## GIVEN RECORDS
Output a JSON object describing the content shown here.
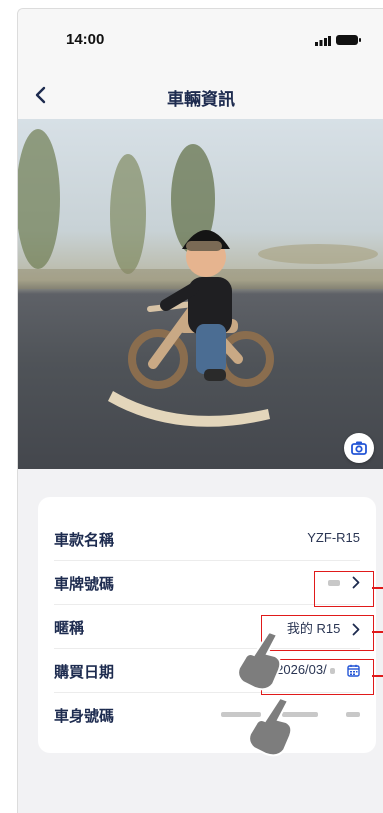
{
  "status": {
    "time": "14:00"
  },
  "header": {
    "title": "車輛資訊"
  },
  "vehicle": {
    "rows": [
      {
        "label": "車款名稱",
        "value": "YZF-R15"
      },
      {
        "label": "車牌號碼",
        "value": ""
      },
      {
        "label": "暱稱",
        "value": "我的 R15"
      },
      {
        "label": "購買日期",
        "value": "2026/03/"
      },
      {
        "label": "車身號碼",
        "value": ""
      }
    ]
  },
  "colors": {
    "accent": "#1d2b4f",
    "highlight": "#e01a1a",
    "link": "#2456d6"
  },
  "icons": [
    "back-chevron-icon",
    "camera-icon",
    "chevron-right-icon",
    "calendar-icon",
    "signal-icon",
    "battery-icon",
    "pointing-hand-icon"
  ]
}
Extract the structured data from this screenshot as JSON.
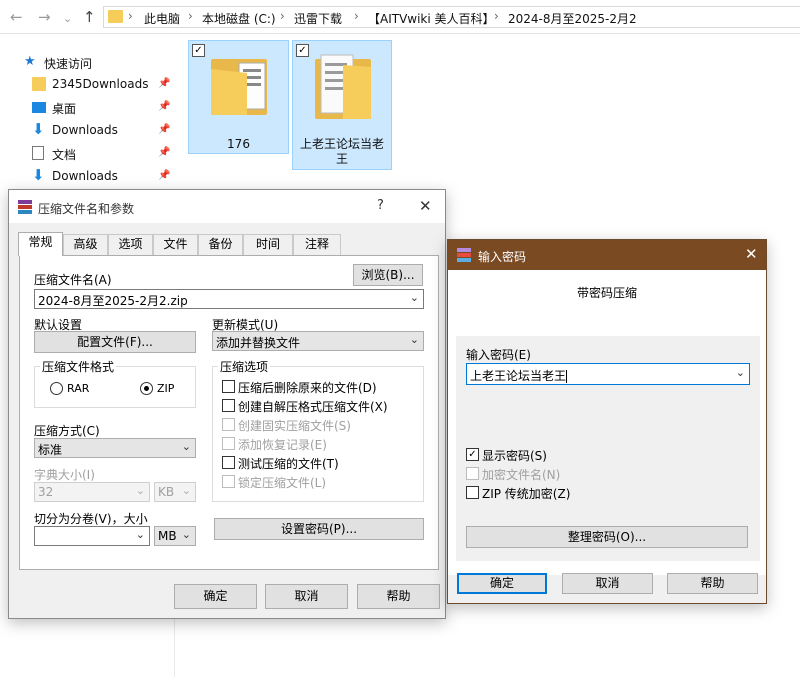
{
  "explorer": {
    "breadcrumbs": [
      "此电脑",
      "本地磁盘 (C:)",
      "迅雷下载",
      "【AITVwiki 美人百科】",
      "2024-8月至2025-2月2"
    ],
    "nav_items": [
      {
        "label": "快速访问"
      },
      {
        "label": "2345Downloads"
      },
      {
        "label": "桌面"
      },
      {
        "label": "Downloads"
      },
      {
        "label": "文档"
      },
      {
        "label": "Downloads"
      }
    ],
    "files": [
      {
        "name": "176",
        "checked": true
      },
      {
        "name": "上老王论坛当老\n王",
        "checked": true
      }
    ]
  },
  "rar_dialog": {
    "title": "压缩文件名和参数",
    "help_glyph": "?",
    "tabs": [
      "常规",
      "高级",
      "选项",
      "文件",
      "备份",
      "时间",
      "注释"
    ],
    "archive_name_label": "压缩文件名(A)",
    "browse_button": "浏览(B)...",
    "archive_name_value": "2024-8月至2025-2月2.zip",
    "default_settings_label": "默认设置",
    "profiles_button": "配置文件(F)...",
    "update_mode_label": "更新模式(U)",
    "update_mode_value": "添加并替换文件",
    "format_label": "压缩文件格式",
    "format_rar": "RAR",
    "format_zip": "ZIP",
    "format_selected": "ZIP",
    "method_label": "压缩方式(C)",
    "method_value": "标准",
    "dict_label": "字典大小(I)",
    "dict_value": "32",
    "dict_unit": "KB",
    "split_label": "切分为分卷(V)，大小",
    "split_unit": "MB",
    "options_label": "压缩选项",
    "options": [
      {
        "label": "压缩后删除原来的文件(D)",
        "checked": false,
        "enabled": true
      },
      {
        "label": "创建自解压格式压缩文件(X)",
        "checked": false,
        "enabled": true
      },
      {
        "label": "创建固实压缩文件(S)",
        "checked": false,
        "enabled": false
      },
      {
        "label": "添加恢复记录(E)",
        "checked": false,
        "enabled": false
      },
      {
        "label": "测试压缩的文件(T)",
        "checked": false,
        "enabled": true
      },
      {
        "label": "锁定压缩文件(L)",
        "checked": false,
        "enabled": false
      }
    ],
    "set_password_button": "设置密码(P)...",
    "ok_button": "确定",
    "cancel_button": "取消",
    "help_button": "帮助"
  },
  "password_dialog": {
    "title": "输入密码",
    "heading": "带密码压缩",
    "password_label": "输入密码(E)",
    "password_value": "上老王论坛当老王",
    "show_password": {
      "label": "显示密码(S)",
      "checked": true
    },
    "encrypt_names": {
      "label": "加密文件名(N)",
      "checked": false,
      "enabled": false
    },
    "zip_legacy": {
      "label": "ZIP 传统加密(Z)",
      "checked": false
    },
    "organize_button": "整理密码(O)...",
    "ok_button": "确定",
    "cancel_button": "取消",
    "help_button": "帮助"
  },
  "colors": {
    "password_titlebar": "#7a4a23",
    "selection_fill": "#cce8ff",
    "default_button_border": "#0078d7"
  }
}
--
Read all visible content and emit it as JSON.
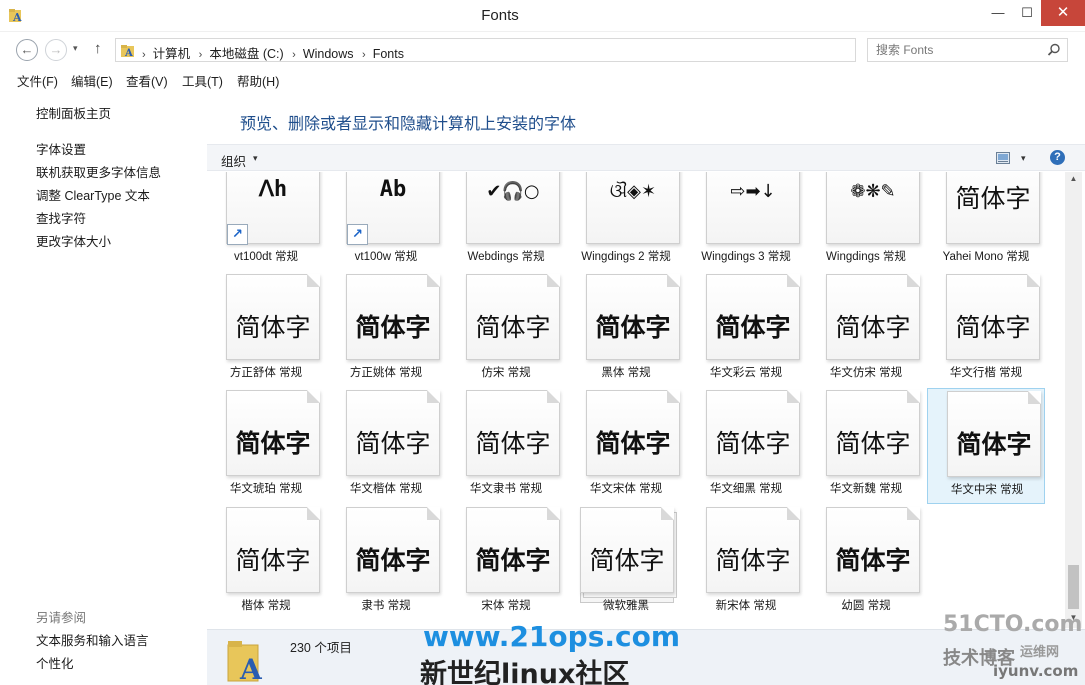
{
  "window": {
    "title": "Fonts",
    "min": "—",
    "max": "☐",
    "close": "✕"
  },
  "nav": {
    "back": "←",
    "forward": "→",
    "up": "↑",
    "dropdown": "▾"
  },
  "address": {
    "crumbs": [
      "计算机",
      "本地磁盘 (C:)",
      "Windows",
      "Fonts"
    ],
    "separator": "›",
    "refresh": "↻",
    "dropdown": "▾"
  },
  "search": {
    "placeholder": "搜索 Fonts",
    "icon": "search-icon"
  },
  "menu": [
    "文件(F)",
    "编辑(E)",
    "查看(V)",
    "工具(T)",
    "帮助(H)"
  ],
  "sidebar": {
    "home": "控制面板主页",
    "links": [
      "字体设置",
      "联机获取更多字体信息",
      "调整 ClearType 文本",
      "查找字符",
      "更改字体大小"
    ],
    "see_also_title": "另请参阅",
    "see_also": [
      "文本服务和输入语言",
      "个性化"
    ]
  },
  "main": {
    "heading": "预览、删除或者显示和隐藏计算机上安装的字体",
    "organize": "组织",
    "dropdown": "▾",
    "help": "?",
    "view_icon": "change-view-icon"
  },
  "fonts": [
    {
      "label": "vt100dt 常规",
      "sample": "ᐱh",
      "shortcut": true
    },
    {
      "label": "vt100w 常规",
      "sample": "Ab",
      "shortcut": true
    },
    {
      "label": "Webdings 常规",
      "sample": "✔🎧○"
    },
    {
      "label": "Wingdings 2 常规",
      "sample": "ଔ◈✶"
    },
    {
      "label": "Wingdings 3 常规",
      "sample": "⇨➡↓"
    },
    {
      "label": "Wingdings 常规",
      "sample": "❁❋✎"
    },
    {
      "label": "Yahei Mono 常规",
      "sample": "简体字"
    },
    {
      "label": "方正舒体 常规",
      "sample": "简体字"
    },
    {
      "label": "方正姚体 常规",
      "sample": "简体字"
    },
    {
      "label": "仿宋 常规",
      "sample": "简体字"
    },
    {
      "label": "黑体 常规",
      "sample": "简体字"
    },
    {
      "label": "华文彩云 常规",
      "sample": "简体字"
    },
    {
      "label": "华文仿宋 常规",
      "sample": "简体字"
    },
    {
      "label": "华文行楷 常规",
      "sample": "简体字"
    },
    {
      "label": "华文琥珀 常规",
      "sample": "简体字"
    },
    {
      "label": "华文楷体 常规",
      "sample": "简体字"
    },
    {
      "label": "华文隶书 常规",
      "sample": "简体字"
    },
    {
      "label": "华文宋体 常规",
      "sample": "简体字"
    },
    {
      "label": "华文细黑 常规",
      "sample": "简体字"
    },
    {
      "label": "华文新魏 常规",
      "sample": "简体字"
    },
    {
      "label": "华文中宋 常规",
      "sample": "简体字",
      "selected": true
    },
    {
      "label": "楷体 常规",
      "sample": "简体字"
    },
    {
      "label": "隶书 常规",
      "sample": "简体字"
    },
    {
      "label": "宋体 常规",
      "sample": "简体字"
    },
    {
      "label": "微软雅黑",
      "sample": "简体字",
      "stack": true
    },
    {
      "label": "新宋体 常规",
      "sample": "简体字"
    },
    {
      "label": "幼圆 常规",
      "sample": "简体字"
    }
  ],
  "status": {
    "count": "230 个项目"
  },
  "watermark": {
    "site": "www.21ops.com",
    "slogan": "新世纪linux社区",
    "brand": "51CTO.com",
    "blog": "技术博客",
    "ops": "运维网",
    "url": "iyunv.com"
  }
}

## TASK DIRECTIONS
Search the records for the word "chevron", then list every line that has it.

## RESULT
    "back-chevron-icon",
    "chevron-right-icon",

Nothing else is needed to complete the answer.